In service of Lord Mangesh.
Another installment of Faces of Goa.
Chandrikabai sells flowers at the Mangesh Temple. I had to be quick as she was extremely shy.
The idea in this ongoing series is to seek out scenes that give the impression of strokes on an artists’ canvas. These photos typically have a subdued monochrome palette and are as seen by the eye, not black-and-white conversions.
All the posts on this theme are collected here.
Mornin’ in Goa.
A lone fisherman out on the river during sunrise. Mornings such as these bring back memories of my childhood and youth. Check out the video below.
PS: Some have wondered whether this was a pre-determined shoot and if the boatman was modeling for me. The answer is no, this was an entirely candid session or as someone described elsewhere, “a target of opportunity.”

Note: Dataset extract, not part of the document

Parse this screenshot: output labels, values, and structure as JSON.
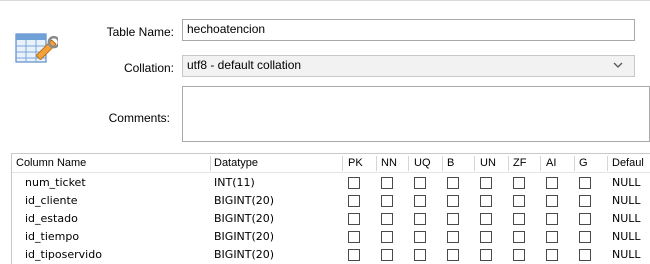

The background score in the following video is the storied Bhairavi rendition by Goa‘s Kesarbai Kerkar. This recording is featured on the Voyager Golden Record aboard the Voyager spacecraft launched by NASA in 1977 as an exemplar of the finest in human cultural expression. Click here for more on Kesarbai and her birthplace.
Fuzzy in a world of sharp.
Some years ago I found myself chauffeuring friends visiting from Goa across Death Valley National Park. A brief stop was made at the iconic Zabriskie Point to allow them the important task of logging in selfies. I wasn’t here for photography but managed to steal a few moments to piddle with the zoom. (Note: Despite the title of the post, the actual action was dynamical zooming.)
Valagjá (pronounced ‘vaalaa-gyaow’ – gjá is fissure in Icelandic) is an explosion fissure wrought by Hekla, one of Iceland‘s most feared – and currently active – volcanoes. The bleeding red of the rift’s oxidized iron stands out in the dark expanse of volcanic ash, an otherworldly scene right out of the chronicles of Star Trek.
This area in the south-central Highlands often experiences gale-force winds. On this late afternoon, relatively calm conditions permitted the drone to take flight. And for a brief moment the sun spotlighted the tagl (‘tail’ of the fissure), seen below in the final image and the video.
An earlier post on Valagjá is here.